- [RECORDS TO USE]:
=== Section Start ===

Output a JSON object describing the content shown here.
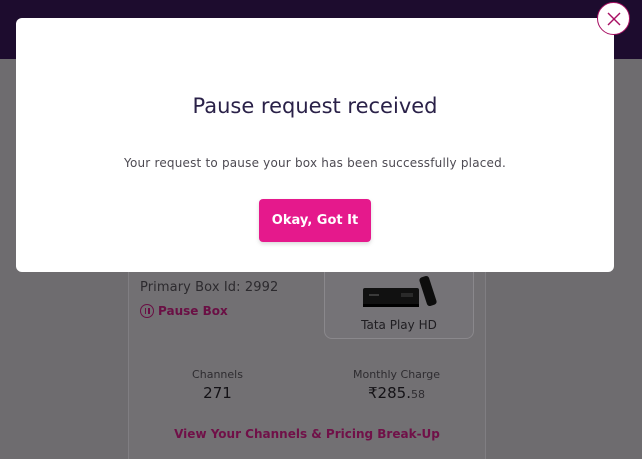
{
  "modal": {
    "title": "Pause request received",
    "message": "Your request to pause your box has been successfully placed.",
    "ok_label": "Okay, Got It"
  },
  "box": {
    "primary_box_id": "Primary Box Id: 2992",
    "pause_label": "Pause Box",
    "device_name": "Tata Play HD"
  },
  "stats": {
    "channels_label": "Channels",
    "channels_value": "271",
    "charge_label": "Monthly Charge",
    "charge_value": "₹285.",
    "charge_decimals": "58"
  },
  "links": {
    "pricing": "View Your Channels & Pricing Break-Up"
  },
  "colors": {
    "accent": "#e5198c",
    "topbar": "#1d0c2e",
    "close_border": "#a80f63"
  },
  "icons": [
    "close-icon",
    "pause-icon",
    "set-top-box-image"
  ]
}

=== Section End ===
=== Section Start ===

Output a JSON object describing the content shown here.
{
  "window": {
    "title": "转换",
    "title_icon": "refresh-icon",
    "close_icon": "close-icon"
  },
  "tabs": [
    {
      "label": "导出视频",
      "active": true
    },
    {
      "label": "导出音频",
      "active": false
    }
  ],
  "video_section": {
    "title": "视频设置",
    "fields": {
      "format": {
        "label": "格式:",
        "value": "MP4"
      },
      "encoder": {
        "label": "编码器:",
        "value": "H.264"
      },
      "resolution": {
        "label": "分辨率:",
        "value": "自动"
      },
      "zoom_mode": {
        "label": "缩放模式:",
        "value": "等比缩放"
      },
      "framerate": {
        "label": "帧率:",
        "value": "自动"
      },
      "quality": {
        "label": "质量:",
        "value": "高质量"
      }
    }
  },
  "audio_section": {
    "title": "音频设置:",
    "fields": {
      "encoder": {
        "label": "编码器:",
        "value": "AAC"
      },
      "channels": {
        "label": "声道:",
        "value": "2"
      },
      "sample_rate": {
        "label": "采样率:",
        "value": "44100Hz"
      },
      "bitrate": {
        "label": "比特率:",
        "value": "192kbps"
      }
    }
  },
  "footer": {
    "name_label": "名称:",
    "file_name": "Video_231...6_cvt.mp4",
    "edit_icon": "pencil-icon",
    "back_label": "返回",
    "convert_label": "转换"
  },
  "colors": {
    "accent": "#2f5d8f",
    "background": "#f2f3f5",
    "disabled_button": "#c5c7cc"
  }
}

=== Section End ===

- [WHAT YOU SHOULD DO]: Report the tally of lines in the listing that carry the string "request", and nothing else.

- [REPLY]: 2